Dundee Beach, NT
Dave’s fishing buddy Keith, and his wife Terina have become good friends of ours. They own a bush block with a small holiday house on it at Dundee Beach, which is 145km from Darwin. They kindly offered their place up for us to stay at and of course we jumped at the chance to explore new territory.
We opted to stay in Dusty in the front yard, which is an open grassy area surrounded by shady trees, with a fire pit and a view of the ocean – only 100 metres away.
We wandered through the front yard towards the bluey green ocean and soon we found ourselves on a cliff top with an astounding 180º view of a huge expanse of untouched beach.
We found an easy path down onto the sand, where we stood and stared in wonder. We seriously took minutes of staring to take it all in. The only sound was the waves and there was no one to be seen. We imagined this area would be a resort builders dream, but I guess not being able to swim in the ocean is a down turn. All the same, this is one of those hidden gem locations in Australia that is well worth the visit!
And believe it or not the fishing right there off the rocks was tremendous that afternoon!
While fishing off the rocks we were lucky enough to watch gigantic manta rays come in to feed in the shallows. We watched four rays spread out along the beach, splashing and rolling around to scoop up bait fish. Multiple times one came within metres of where we were standing and you can’t help but appreciate just how huge these creatures are. It’s hard to imagine but they are metres wide! We were rapt watching them for hours and had the biggest grins on our faces the whole time. Now that’s something you don’t see everyday!
Just to throw one more very cool thing into the mix, Dave spotted a huge croc cruising on by about 20 metres out. It’s the first one he’s seen in the ocean and I was spewing I’d missed it. Even growing up in Darwin I had never seen it myself. It’s one thing to see them in a billabong or river where they dominate the habitat, but it was another to see one so stealthy and cruising through what feels more like our domain. Despite them being ‘saltwater crocodiles’ they actually don’t live off the beach, they’ll generally just use the beach as a gateway when moving from one river to another. So it’s not a common site to see one at the beach (unless you’re near a river mouth which we were).
That night we had an amazing sunset and enjoyed our campfire dinner – the fresh salmon Dave had caught of course! The weekend had felt like a holiday. We were in heaven and loving this true territory experience.
We had an instant connection with this place and it was not long before we were back at Dundee beach to fish and camp over multiple weekends.
On one of those trips we joined our friends/the owners over the Easter long weekend and absolutely LOVED hanging out with them and experiencing a new side of fishing at Dundee beach. This time we got to head out in a boat ocean fishing!
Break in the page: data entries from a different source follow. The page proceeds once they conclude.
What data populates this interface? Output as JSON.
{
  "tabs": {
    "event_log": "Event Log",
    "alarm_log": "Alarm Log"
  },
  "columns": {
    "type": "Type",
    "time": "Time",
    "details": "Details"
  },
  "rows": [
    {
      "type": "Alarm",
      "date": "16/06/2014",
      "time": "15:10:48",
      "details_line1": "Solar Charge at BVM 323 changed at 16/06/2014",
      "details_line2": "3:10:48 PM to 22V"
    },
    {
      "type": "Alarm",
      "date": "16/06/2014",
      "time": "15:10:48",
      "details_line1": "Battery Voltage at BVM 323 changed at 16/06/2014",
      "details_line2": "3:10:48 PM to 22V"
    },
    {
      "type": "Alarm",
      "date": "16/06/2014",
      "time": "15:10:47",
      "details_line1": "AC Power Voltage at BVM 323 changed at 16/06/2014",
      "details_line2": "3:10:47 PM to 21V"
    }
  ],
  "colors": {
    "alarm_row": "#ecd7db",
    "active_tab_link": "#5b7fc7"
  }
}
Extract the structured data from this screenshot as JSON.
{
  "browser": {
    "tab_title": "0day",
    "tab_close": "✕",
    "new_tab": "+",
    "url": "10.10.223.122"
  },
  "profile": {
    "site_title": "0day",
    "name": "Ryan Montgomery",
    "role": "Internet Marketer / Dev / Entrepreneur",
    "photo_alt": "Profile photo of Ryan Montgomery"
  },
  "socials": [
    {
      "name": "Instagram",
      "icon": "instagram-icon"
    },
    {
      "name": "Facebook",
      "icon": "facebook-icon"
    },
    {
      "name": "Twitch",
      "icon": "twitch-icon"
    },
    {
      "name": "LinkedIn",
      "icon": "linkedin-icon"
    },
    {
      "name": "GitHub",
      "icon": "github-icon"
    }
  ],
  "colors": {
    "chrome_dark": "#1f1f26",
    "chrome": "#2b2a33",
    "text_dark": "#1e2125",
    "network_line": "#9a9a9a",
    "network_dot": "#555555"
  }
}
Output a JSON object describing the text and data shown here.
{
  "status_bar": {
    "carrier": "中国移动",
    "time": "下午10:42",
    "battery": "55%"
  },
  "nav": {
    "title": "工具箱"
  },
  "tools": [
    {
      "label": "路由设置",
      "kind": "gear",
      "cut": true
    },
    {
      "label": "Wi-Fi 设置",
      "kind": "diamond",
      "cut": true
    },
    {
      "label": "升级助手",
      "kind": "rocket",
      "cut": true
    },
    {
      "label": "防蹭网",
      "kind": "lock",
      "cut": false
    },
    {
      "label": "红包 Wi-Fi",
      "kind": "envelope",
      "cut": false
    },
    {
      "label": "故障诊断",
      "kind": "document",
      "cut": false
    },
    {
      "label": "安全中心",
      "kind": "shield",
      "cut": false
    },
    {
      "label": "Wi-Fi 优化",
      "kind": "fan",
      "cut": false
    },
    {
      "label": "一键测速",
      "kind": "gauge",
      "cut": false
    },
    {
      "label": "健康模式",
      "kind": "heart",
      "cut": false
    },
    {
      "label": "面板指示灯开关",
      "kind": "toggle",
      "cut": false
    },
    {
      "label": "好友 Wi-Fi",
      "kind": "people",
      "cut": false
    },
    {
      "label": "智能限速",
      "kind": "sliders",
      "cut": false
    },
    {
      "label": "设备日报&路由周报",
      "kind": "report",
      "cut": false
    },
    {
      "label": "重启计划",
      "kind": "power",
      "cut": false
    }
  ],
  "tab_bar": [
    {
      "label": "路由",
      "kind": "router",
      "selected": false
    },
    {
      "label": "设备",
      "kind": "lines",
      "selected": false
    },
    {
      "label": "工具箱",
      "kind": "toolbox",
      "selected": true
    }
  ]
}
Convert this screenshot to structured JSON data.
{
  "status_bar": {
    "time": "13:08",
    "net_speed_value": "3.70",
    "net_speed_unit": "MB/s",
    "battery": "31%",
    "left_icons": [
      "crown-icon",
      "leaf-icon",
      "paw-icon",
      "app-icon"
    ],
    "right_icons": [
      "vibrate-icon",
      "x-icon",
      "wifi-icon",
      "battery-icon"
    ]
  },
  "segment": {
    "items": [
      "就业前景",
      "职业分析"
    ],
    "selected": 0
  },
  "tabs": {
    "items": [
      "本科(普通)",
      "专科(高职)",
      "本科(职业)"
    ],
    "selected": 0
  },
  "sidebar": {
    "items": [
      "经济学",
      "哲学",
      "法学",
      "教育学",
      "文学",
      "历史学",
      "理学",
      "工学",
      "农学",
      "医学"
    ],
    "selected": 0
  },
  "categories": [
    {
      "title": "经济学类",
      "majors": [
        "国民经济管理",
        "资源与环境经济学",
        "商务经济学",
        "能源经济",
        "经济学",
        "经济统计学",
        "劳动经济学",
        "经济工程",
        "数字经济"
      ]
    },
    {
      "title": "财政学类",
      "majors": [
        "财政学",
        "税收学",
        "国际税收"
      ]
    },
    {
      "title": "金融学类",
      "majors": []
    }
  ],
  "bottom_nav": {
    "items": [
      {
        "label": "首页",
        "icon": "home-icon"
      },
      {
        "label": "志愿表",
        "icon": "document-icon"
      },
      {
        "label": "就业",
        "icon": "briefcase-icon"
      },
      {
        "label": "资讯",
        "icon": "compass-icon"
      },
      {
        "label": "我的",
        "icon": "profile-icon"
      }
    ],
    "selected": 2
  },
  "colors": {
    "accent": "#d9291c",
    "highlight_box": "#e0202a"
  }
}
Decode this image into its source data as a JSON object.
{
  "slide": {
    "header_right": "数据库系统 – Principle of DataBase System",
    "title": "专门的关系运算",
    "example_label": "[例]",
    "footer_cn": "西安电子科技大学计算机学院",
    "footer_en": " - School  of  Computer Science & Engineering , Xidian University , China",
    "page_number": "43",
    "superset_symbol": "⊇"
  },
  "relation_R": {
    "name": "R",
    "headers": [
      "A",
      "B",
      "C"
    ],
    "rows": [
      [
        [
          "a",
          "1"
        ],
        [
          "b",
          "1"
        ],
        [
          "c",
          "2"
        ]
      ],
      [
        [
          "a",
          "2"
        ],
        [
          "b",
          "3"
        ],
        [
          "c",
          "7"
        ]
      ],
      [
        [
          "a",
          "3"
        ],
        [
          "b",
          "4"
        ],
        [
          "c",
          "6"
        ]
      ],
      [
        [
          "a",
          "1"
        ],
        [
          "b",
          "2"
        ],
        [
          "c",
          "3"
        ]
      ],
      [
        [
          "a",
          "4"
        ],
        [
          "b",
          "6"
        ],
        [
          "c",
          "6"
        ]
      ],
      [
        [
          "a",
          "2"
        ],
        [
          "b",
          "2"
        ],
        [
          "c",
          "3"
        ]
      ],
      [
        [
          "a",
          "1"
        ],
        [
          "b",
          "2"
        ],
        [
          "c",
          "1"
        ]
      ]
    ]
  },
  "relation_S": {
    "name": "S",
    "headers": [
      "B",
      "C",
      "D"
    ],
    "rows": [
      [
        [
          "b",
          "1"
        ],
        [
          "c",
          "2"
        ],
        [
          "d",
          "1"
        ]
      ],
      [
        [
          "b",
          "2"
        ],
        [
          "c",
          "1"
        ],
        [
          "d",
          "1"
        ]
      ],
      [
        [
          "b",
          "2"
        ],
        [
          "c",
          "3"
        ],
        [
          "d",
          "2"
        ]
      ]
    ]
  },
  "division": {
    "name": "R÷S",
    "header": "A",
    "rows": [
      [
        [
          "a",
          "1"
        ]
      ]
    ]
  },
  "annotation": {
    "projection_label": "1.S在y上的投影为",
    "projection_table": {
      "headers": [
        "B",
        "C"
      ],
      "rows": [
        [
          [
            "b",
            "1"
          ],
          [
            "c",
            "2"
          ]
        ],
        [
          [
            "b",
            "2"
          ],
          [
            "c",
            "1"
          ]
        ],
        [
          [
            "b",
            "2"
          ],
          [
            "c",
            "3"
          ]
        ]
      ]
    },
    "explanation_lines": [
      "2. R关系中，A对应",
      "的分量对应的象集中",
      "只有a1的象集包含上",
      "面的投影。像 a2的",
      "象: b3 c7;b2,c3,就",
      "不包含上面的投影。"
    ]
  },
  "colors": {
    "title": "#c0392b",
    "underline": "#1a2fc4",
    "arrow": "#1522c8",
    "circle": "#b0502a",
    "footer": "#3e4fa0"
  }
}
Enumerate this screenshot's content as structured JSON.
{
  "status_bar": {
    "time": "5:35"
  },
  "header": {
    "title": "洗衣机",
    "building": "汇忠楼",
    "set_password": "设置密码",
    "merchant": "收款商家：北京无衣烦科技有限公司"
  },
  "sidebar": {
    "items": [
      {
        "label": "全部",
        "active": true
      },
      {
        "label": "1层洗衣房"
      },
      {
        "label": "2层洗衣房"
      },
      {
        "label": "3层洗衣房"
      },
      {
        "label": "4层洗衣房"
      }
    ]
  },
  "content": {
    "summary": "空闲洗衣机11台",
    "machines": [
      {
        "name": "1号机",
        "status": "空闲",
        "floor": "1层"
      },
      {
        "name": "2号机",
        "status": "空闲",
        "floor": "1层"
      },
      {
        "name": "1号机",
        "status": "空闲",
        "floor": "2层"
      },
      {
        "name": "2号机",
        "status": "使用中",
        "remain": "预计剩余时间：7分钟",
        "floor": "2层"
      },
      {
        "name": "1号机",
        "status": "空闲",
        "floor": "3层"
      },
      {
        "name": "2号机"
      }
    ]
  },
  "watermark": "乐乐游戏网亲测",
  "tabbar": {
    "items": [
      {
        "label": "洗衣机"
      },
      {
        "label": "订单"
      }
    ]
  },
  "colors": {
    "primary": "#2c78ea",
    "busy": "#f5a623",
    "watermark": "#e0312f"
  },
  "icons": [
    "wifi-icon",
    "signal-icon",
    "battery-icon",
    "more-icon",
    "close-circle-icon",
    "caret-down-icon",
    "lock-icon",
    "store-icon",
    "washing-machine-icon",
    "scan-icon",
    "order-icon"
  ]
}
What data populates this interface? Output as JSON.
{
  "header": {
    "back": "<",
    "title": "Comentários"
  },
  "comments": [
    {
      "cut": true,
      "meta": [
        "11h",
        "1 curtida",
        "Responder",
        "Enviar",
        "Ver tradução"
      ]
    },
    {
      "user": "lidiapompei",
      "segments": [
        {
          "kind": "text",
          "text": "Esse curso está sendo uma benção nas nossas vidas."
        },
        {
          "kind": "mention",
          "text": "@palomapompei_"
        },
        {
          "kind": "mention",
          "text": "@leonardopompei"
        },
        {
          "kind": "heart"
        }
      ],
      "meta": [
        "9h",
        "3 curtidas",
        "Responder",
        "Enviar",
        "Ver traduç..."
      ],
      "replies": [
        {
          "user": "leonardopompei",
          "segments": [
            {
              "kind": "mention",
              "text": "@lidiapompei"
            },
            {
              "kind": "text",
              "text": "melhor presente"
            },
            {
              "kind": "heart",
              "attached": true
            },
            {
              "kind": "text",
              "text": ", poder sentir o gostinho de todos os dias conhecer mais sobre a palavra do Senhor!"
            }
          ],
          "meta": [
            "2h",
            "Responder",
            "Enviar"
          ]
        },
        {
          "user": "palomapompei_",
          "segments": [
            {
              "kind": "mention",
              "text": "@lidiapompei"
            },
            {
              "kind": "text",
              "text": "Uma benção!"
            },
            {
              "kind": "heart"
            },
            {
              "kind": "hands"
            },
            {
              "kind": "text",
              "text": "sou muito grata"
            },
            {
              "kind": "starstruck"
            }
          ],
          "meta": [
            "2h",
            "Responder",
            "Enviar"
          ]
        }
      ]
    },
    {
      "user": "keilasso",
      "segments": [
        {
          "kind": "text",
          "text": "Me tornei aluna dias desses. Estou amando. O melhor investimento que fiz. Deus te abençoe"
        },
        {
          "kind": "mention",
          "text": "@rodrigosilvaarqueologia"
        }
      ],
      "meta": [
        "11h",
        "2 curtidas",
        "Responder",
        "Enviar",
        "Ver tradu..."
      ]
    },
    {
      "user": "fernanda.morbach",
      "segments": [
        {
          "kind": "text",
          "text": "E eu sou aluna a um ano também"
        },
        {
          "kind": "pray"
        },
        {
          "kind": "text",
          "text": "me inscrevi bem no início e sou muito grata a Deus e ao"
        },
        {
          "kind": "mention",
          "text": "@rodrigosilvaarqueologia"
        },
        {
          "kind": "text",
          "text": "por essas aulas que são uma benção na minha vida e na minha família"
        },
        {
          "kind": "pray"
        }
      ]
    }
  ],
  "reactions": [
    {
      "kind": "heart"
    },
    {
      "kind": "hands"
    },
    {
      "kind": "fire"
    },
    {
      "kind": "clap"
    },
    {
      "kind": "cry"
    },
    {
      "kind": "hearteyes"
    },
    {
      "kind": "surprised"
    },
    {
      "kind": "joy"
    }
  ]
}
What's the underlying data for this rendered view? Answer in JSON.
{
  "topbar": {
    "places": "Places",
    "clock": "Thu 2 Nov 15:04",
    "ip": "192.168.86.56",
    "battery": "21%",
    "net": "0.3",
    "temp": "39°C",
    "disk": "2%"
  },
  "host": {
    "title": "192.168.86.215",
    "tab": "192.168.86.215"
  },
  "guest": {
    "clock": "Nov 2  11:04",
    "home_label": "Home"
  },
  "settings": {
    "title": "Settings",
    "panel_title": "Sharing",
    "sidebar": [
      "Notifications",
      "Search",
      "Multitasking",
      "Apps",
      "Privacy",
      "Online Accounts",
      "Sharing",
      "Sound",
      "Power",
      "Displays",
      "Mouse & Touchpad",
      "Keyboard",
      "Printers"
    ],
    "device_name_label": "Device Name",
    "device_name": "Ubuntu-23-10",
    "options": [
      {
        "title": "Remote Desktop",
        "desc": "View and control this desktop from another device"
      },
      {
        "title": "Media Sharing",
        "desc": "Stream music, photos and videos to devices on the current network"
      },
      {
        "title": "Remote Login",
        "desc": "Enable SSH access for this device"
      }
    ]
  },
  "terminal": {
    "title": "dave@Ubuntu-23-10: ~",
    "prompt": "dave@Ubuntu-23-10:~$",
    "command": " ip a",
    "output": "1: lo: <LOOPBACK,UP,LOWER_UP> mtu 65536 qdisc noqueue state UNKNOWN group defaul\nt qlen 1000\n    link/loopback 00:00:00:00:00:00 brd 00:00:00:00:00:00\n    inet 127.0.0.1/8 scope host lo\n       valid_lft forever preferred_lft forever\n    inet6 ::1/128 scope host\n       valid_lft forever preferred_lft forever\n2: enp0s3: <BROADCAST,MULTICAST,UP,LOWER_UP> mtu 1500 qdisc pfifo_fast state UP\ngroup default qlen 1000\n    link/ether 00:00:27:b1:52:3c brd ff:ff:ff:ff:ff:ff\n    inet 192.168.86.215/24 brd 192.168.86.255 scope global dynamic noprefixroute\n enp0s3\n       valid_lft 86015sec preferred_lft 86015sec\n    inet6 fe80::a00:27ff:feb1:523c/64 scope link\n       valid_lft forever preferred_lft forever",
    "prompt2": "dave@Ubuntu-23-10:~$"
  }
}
We didn’t have luck with our mud crabbing at the river mouth, but we did catch fish out in the deeper waters. Plus, I didn’t have to wait long to see a crocodile in the ocean – whoopee, on this trip I saw just that.
Another day we drove inland and dropped the boat into the freshwater side of the famous Finniss River. Famous for being the location where Darwin’s well known crocodile ‘Sweetheart’ was captured. Sweetheart was the name given to a 5.1 metre saltwater croc responsible for a series of attacks on boats in between 1974 and 1979. This made territory history because at this point in time crocs were not known to attack humans and boats. Culling was stopped in the 70’s but this had left an impression on the crocs who were used to being shot at, and therefore would normally disappear at the first sign of a boat or human. But not Sweetheart, it is said she attacked boat propellers!
We were seriously blown away at how beautiful this river was and started to gain a huge appreciation for just how scenic the river systems in the territory are. It was such a pleasure to cruise along this river – an abundance of bird life, fresh green water, pandanus lined banks with low hanging paperbarks draping into the water. We felt so privileged to be taken out with locals to experience fishing in the top end at it’s best.
Keith and Terina also invited us to join their group in a small and exclusive fishing competition. It’s an invite only comp, so we felt pretty lucky to be apart of it. Dave jumped at the opportunity to fish and I was happy being a spectator. Groups of competitors set up their camps over two locally owed bush blocks at Dundee and took off for a day to fish their secret spots. Upon return there was much fun in comparing stories and fish sizing, and of course all were looking forward to the presentation night with prizes up for grabs. We enjoyed a fun filled weekend of meeting really great people and enjoying group bbqs with a few cheeky drinks while exchanging stories.
Our year of visits to Dundee beach have left a huge impression on us and solidifies just how much we love the bush and lifestyle of the top end. This is what the tourists don’t get to see, and we are SO stoked to have locals welcome us and show us their hidden gem of a place. Dave and I do feel that we have made the most of our time here and experienced the best of what the top end has to offer – all from a local’s perspective.